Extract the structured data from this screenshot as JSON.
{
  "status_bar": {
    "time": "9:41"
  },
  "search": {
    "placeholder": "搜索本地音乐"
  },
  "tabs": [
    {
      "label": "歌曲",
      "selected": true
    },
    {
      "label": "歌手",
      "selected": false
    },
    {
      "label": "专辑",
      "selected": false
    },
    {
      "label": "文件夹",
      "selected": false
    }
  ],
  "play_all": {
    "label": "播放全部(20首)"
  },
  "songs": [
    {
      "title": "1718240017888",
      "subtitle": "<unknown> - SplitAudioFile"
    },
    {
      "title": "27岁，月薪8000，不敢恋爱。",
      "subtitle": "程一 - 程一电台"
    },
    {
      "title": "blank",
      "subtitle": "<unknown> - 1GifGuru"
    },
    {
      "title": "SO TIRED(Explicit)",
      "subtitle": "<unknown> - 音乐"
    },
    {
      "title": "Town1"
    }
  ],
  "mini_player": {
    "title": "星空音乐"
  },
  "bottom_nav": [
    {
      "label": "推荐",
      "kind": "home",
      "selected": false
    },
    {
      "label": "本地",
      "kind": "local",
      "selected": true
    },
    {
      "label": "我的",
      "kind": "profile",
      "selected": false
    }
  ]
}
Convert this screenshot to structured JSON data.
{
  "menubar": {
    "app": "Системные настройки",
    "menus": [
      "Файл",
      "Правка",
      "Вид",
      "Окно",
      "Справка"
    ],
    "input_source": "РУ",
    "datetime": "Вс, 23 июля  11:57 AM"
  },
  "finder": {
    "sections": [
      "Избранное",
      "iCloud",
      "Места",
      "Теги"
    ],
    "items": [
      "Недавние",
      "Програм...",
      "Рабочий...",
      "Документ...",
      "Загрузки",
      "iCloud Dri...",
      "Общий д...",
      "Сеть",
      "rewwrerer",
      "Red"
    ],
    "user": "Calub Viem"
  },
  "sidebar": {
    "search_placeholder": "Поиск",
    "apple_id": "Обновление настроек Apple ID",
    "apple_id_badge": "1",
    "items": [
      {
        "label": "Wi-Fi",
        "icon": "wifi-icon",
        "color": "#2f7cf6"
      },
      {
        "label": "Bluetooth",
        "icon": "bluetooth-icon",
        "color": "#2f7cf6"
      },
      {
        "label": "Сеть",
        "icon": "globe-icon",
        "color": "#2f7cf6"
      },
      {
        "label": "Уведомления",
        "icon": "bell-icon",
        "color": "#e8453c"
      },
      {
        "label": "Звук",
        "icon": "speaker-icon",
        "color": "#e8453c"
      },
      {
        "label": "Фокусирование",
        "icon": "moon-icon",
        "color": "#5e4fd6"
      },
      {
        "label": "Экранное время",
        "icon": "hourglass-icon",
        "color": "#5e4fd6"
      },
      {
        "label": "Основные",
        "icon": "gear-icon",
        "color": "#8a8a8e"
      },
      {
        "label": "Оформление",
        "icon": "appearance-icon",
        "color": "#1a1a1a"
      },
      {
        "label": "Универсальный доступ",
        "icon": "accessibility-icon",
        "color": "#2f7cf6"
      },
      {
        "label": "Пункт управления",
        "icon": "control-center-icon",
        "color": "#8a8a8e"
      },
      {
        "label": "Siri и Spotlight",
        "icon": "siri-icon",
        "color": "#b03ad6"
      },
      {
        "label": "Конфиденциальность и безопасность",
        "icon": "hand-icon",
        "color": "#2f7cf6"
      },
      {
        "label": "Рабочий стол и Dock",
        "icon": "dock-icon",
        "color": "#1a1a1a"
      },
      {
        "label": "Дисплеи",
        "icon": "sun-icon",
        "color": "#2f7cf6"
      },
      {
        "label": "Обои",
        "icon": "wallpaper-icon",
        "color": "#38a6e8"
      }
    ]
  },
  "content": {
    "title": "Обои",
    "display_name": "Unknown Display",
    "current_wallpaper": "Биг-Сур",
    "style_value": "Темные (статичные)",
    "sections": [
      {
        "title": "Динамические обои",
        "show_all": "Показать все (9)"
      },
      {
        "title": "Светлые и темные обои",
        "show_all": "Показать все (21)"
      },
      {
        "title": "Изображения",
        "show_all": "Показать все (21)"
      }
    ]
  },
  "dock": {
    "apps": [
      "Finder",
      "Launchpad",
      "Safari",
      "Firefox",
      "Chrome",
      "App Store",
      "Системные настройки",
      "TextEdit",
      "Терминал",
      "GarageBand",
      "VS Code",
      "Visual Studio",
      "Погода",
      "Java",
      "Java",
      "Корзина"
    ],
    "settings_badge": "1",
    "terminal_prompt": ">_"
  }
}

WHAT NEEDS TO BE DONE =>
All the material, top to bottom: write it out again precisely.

REPLY =>
Extract the structured data from this screenshot as JSON.
{
  "status_bar": {
    "time": "9:41"
  },
  "search": {
    "placeholder": "搜索本地音乐"
  },
  "tabs": [
    {
      "label": "歌曲",
      "selected": true
    },
    {
      "label": "歌手",
      "selected": false
    },
    {
      "label": "专辑",
      "selected": false
    },
    {
      "label": "文件夹",
      "selected": false
    }
  ],
  "play_all": {
    "label": "播放全部(20首)"
  },
  "songs": [
    {
      "title": "1718240017888",
      "subtitle": "<unknown> - SplitAudioFile"
    },
    {
      "title": "27岁，月薪8000，不敢恋爱。",
      "subtitle": "程一 - 程一电台"
    },
    {
      "title": "blank",
      "subtitle": "<unknown> - 1GifGuru"
    },
    {
      "title": "SO TIRED(Explicit)",
      "subtitle": "<unknown> - 音乐"
    },
    {
      "title": "Town1"
    }
  ],
  "mini_player": {
    "title": "星空音乐"
  },
  "bottom_nav": [
    {
      "label": "推荐",
      "kind": "home",
      "selected": false
    },
    {
      "label": "本地",
      "kind": "local",
      "selected": true
    },
    {
      "label": "我的",
      "kind": "profile",
      "selected": false
    }
  ]
}
Convert this screenshot to structured JSON data.
{
  "menubar": {
    "app": "Системные настройки",
    "menus": [
      "Файл",
      "Правка",
      "Вид",
      "Окно",
      "Справка"
    ],
    "input_source": "РУ",
    "datetime": "Вс, 23 июля  11:57 AM"
  },
  "finder": {
    "sections": [
      "Избранное",
      "iCloud",
      "Места",
      "Теги"
    ],
    "items": [
      "Недавние",
      "Програм...",
      "Рабочий...",
      "Документ...",
      "Загрузки",
      "iCloud Dri...",
      "Общий д...",
      "Сеть",
      "rewwrerer",
      "Red"
    ],
    "user": "Calub Viem"
  },
  "sidebar": {
    "search_placeholder": "Поиск",
    "apple_id": "Обновление настроек Apple ID",
    "apple_id_badge": "1",
    "items": [
      {
        "label": "Wi-Fi",
        "icon": "wifi-icon",
        "color": "#2f7cf6"
      },
      {
        "label": "Bluetooth",
        "icon": "bluetooth-icon",
        "color": "#2f7cf6"
      },
      {
        "label": "Сеть",
        "icon": "globe-icon",
        "color": "#2f7cf6"
      },
      {
        "label": "Уведомления",
        "icon": "bell-icon",
        "color": "#e8453c"
      },
      {
        "label": "Звук",
        "icon": "speaker-icon",
        "color": "#e8453c"
      },
      {
        "label": "Фокусирование",
        "icon": "moon-icon",
        "color": "#5e4fd6"
      },
      {
        "label": "Экранное время",
        "icon": "hourglass-icon",
        "color": "#5e4fd6"
      },
      {
        "label": "Основные",
        "icon": "gear-icon",
        "color": "#8a8a8e"
      },
      {
        "label": "Оформление",
        "icon": "appearance-icon",
        "color": "#1a1a1a"
      },
      {
        "label": "Универсальный доступ",
        "icon": "accessibility-icon",
        "color": "#2f7cf6"
      },
      {
        "label": "Пункт управления",
        "icon": "control-center-icon",
        "color": "#8a8a8e"
      },
      {
        "label": "Siri и Spotlight",
        "icon": "siri-icon",
        "color": "#b03ad6"
      },
      {
        "label": "Конфиденциальность и безопасность",
        "icon": "hand-icon",
        "color": "#2f7cf6"
      },
      {
        "label": "Рабочий стол и Dock",
        "icon": "dock-icon",
        "color": "#1a1a1a"
      },
      {
        "label": "Дисплеи",
        "icon": "sun-icon",
        "color": "#2f7cf6"
      },
      {
        "label": "Обои",
        "icon": "wallpaper-icon",
        "color": "#38a6e8"
      }
    ]
  },
  "content": {
    "title": "Обои",
    "display_name": "Unknown Display",
    "current_wallpaper": "Биг-Сур",
    "style_value": "Темные (статичные)",
    "sections": [
      {
        "title": "Динамические обои",
        "show_all": "Показать все (9)"
      },
      {
        "title": "Светлые и темные обои",
        "show_all": "Показать все (21)"
      },
      {
        "title": "Изображения",
        "show_all": "Показать все (21)"
      }
    ]
  },
  "dock": {
    "apps": [
      "Finder",
      "Launchpad",
      "Safari",
      "Firefox",
      "Chrome",
      "App Store",
      "Системные настройки",
      "TextEdit",
      "Терминал",
      "GarageBand",
      "VS Code",
      "Visual Studio",
      "Погода",
      "Java",
      "Java",
      "Корзина"
    ],
    "settings_badge": "1",
    "terminal_prompt": ">_"
  }
}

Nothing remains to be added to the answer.